Benedict Cumberbatch is talking Edwardian manners, the brutishness of croquet and a million other things that segue rapidly into each other while my brain struggles feebly to keep up. He is making me a cup of Earl Grey, and a single question – shall we share a teabag? – has triggered this rush of inspiration, from tea ceremonies to post-colonial theory. It’s fair to say that Cumberbatch is both a thinker and a talker.
His features – the huge almond eyes, the sweeping Cupid’s bow, the acute tapering from cheekbones to chin – can, in repose, hint at something extra-terrestrial; lit with animation, however, they’re charmingly boyish. He’s soon to begin shooting a TV adaptation of Ford Madox Ford’s First World War novel Parade’s End, hence the current obsession with Edwardian England – Cumberbatch prepares meticulously for each new role with a welter of study and likes to immerse himself in the relevant historical and cultural detail. So what, I wonder, did he do for his part in Tinker, Tailor, Soldier, Spy, his latest film? Learn Russian? Write ciphers?
He says he did go on a secret solo mission – to kite surf in Morocco. “It was the first time I’d gone on holiday on my own,” he says, looking, as he says it, much younger than his 35 years. “I was in Essaouira and because my character was a spy originally stationed in North Africa, I walked the streets alone at night imagining what it was like for him – the oppressive doorways, the dark alleys.”

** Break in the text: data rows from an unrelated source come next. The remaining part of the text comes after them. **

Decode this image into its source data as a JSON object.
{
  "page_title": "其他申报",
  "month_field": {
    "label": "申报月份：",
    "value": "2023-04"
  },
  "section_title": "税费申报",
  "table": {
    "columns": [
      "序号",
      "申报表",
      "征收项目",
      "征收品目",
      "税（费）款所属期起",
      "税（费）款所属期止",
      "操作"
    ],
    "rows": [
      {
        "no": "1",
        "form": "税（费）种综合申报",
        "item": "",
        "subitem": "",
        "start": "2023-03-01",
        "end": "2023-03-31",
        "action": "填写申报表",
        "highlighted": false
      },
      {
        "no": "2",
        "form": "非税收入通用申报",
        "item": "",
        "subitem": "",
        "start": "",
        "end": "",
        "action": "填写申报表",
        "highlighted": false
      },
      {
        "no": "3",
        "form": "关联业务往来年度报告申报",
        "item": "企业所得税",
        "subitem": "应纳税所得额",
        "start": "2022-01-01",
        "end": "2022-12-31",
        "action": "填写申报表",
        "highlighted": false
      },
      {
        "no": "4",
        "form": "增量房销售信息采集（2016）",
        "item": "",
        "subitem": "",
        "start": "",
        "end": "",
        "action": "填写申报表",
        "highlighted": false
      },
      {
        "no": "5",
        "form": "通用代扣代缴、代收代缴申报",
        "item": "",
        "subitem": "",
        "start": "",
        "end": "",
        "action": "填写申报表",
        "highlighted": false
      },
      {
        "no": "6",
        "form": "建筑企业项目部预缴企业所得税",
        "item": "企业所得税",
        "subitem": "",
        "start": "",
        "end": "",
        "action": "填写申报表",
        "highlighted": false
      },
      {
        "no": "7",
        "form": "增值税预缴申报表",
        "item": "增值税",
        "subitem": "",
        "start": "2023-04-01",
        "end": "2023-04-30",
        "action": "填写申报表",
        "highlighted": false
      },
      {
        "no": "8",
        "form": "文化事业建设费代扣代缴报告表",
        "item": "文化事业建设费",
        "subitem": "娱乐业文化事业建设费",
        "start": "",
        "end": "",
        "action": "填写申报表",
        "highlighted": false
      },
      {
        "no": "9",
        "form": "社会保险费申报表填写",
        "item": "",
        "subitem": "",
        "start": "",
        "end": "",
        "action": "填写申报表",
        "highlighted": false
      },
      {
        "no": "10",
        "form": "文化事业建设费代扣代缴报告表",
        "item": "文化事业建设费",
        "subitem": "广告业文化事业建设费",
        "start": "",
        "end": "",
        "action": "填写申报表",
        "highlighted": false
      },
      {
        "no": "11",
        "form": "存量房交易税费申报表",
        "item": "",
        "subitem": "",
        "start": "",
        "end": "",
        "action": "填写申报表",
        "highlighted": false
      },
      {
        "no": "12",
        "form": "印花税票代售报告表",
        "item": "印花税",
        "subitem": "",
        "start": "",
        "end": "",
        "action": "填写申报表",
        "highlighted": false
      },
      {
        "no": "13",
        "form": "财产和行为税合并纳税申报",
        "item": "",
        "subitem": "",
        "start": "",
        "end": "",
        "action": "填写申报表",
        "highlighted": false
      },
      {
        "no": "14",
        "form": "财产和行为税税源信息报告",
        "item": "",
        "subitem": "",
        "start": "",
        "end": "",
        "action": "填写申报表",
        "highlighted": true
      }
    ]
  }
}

Cumberbatch has recently had his pick of roles: starring alongside Jonny Lee Miller in Danny Boyle’s sold-out Frankenstein, directed by Steven Spielberg in War Horse and cast by Peter Jackson in The Hobbit. But he has, he admits, always wanted to play a spy – “any actor worth their salt would jump at the chance”, he says, “because it’s all about mask shifting”. His opportunity finally came thanks to Tomas Alfredson, the Swedish director of Let The Right One In, who cast him in his adaptation of John Le Carré’s celebrated MI6 thriller – a film that is already being talked about in the industry in hushed, Oscar-worthy tones.